Campus & Community

Newsom defends gay marriage at forum

3 min read

San Francisco mayor remains hopeful despite state supreme court ruling

(Staff photos Rose Lincoln/Harvard News Office)

San Francisco Mayor Gavin Newsom, who excited the ire of many with his decision to marry gay couples contrary to state law, told an audience at the Kennedy School Forum Tuesday night (Feb. 8) that he remains committed to marriage equality.

“I wanted to put a human face on discrimination,” he said. “It’s one thing to have an ideal, and it’s another to implement that ideal.”

Last February, Newsom ordered the San Francisco County clerk to make a simple change to the marriage application – ridding gender classifications from the form. A lesbian couple, who had been together for 51 years, were the first to exchange vows using the new application. Eighty-seven other gay couples married that first day and more than 4,000 gay couples followed suit.
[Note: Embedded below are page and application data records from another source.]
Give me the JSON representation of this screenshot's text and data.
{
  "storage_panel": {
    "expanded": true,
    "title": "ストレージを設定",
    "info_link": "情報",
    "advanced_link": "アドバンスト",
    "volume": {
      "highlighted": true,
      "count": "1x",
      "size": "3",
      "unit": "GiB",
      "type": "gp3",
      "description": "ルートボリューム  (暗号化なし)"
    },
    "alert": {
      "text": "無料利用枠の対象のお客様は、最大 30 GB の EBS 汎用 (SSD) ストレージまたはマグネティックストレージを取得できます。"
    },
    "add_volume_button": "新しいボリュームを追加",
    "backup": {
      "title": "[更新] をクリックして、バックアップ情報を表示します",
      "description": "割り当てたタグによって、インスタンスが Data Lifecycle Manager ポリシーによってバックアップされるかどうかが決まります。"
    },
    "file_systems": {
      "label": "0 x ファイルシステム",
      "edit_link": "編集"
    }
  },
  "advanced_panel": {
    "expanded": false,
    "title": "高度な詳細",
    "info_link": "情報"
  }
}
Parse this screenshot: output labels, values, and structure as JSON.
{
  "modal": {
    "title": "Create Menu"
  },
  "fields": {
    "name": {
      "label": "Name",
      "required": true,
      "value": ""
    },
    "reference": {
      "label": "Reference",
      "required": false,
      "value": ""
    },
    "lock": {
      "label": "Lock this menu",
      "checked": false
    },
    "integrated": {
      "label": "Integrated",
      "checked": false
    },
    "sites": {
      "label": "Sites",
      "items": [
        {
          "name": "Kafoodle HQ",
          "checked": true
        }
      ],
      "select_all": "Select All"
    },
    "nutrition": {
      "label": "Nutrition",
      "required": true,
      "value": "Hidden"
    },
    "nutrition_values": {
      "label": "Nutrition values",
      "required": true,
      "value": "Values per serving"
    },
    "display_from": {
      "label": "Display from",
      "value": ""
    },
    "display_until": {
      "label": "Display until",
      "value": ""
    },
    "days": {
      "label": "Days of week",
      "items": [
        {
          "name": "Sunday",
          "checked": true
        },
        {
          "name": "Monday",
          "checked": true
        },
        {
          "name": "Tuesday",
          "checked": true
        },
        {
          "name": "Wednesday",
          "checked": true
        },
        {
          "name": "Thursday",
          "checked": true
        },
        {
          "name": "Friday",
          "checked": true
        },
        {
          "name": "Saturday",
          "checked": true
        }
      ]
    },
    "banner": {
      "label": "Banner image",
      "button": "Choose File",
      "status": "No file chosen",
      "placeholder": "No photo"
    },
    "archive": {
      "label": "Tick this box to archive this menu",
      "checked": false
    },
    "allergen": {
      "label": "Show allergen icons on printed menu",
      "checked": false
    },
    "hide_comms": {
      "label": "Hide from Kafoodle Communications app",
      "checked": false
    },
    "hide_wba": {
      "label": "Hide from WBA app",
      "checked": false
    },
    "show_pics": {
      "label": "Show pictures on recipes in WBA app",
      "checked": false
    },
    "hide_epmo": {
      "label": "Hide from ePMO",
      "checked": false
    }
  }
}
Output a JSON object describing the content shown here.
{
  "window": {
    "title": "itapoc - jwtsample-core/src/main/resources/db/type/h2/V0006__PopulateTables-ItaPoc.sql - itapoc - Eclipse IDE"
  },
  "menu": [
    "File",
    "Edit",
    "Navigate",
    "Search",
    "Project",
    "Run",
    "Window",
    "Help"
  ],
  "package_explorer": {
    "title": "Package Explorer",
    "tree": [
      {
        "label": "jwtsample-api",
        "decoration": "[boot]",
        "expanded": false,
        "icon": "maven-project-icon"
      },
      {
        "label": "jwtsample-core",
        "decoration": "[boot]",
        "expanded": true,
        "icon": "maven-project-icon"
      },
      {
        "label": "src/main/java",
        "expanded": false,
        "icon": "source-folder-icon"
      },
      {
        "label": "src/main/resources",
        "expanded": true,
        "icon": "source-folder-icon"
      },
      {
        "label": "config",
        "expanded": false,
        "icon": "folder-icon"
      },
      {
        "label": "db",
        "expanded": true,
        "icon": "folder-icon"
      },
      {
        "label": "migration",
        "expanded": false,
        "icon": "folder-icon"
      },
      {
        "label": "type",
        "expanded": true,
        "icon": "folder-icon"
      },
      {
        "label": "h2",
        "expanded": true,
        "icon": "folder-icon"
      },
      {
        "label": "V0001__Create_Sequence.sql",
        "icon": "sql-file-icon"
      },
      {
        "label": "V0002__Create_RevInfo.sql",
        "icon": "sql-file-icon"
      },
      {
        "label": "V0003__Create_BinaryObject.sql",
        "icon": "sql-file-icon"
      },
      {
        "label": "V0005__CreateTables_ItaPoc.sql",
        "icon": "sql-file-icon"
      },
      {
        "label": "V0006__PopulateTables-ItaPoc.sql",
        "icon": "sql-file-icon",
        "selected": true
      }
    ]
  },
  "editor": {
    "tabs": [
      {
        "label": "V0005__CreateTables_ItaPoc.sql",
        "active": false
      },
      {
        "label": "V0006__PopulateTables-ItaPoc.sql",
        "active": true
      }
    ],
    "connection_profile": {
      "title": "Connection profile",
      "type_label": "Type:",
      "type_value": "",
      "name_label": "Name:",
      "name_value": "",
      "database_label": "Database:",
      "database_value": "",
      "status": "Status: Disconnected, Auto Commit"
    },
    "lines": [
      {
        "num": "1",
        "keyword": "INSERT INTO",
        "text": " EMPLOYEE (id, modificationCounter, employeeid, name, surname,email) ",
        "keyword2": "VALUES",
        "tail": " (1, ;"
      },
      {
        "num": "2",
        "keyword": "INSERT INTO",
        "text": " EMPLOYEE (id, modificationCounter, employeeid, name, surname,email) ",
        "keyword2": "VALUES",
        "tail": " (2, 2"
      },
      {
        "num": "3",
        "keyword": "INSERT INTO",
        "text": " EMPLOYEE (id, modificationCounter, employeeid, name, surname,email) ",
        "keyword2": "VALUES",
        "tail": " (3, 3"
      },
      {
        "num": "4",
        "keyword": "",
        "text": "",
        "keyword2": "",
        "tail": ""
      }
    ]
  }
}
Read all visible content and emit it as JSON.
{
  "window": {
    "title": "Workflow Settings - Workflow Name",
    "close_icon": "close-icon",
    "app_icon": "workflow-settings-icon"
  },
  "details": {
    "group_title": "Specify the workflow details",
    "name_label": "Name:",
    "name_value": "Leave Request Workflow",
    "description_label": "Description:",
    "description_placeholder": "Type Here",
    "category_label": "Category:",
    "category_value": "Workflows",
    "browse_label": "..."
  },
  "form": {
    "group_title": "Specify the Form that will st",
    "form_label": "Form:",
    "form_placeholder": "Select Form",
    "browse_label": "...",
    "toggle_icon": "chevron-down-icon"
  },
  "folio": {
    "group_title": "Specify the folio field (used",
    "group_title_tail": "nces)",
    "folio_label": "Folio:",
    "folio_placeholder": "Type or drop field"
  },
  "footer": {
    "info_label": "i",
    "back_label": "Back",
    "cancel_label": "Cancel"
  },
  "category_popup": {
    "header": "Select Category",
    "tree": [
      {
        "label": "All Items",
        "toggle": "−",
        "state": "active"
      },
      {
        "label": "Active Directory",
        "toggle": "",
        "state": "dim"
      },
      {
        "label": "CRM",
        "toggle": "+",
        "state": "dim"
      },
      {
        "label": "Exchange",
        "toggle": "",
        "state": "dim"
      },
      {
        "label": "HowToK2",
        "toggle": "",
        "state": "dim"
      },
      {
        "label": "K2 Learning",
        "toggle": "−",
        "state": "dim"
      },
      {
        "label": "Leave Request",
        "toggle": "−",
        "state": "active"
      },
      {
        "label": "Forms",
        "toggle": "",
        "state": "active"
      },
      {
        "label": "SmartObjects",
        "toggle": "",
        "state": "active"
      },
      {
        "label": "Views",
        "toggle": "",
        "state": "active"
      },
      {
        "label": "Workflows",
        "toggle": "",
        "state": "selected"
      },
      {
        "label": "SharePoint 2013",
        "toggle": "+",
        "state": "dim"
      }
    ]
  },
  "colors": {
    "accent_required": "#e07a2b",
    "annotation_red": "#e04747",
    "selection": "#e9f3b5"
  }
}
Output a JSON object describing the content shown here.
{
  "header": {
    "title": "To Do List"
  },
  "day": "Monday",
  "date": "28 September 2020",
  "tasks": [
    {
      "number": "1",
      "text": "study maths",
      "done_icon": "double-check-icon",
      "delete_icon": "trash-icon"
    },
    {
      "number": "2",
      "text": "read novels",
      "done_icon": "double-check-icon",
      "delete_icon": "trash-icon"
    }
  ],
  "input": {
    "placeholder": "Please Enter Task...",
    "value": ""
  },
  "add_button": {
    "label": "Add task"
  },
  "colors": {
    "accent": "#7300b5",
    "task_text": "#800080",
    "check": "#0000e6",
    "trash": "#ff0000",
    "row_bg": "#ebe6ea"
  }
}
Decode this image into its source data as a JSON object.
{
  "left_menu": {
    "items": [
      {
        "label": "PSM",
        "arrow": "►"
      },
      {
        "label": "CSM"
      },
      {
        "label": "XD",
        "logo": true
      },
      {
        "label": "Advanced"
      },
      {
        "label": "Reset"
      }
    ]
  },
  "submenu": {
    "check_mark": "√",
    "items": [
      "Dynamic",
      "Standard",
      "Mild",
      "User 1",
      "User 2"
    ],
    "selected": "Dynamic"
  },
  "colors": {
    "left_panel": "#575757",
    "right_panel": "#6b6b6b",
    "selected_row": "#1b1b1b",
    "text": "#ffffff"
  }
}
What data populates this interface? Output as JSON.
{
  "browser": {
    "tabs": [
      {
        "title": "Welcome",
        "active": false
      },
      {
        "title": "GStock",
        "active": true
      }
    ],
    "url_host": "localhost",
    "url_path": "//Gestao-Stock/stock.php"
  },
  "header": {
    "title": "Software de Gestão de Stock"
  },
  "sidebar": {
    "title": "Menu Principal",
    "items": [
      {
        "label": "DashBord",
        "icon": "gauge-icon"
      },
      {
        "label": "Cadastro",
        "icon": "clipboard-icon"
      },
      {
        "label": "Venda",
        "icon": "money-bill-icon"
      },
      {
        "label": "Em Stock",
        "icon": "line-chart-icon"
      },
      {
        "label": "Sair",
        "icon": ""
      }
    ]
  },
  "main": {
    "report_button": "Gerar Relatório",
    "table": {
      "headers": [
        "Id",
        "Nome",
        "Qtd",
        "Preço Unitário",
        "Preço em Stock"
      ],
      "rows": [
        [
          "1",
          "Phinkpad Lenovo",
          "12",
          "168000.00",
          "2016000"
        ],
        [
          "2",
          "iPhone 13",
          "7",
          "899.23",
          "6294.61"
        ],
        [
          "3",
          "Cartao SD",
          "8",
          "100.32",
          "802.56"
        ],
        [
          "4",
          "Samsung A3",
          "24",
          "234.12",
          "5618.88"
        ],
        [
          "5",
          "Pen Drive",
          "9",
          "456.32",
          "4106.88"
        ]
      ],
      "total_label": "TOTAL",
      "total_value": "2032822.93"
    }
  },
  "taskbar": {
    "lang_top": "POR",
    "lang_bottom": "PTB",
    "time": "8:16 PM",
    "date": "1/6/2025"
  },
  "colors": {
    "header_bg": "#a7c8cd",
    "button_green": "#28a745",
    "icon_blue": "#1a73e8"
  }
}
“None of you could have walked the halls of City Hall and not had the same emotional feeling and connection that I did,” Newsome recalled. “We didn’t touch just 4,000 couples. We touched tens of thousands of lives. It wasn’t just about the couples. It was about mothers, brothers, fathers, uncles, and cousins. It was about sons and daughters.”

Within days of the ceremonies, however, opponents took the mayor to court, and last August the California State Supreme Court ruled that the gay marriages performed in San Francisco were not valid. Newsom told the forum audience that despite the setback, he remains determined to continue the fight.

“This is not a country that is immune from codifying and institutionalizing discrimination,” he said, harkening back to laws preventing interracial marriage. “You can’t wait for public opinion to move social justice forward. Women wouldn’t be voting. Blacks probably still wouldn’t be citizens.”

Newsom and
Robyn Ochs (left) and Peg Preble, married in Brookline, Mass., on May 17, were acknowledged by Newsom in his talk. 

Newsom, who was raised Catholic, said he does not buy the argument that allowing gays to marry will undermine the sanctity of marriage. “Marriage didn’t come to an end as an institution [when gays were allowed to marry]. The fact is there is no irreparable harm. We are talking about marriage, an institution of stability. Isn’t that our ideal?”

The Democratic mayor also took aim at some members of his own party, saying they’ve been hypocrites on the issue.

“I can’t stand my party right now. They offend me. So many of our leaders are saying things privately to me now and they are attacking us publicly for what we are doing on the gay marriage thing. It’s wrong.”

In the end, he predicted, gays and straights will be treated equally at the altar.

“Whether you like it or not, this door will never be shut again. Gay marriage is going to be legal in the United States of America. It is a matter of time,” he said.